Huff, C., & Tingley, D. (2015). “Who are these people?” Evaluating the demographic characteristics and political preferences of MTurk survey respondents. Research & Politics, 2(3), 2053168015604648.
Joslyn, S. L., & LeClerc, J. E. (2016). Climate projections and uncertainty communication. Topics in cognitive science, 8(1), 222-241.
McHenry, J. C., Insel, K. C., Einstein, G. O., Vidrine, A. N., Koerner, K. M., & Morrow, D. G. (2012). Recruitment of older adults: Success may be in the details. The Gerontologist, 55(5), 845-853.
Michelet, M., Lund, A., & Sveen, U. (2014). Strategies to recruit and retain older adults in intervention studies: a quantitative comparative study. Archives of gerontology and geriatrics, 59(1), 25-31.
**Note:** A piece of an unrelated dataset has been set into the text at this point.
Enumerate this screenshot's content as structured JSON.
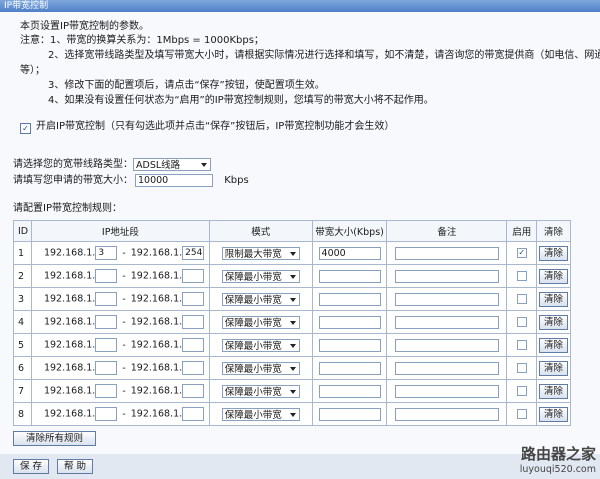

Pew Research Center, 2009. Growing Old in America: Expectations vs. Reality. Retrieved from http://www.pewsocialtrends.org/2009/06/29/growing-old-in-america-expectations-vs-reality/
Pew Research Center, 2017. The Generation Gap in American Politics. Retrieved from http://www.people-press.org/2018/03/01/the-generation-gap-in-american-politics/
Pew Research Center, 2018. Tech Adoption Climbs Among Older Adults. Retrieved from http://www.pewinternet.org/2017/05/17/tech-adoption-climbs-among-older-adults/
Weil, J., Mendoza, A. N., & McGavin, E. (2017). Recruiting older adults as participants in applied social research: Applying and evaluating approaches from clinical studies. Educational Gerontology, 43(12), 662-673.
Gautam, R., Roggina, T., Moss, A. J., & Litman, L. (2018, Nov. 21). Recruiting older adults online [blog post]. Retrieved from https://www.cloudresearch.com/resources/blog/recruiting-older-adults-online/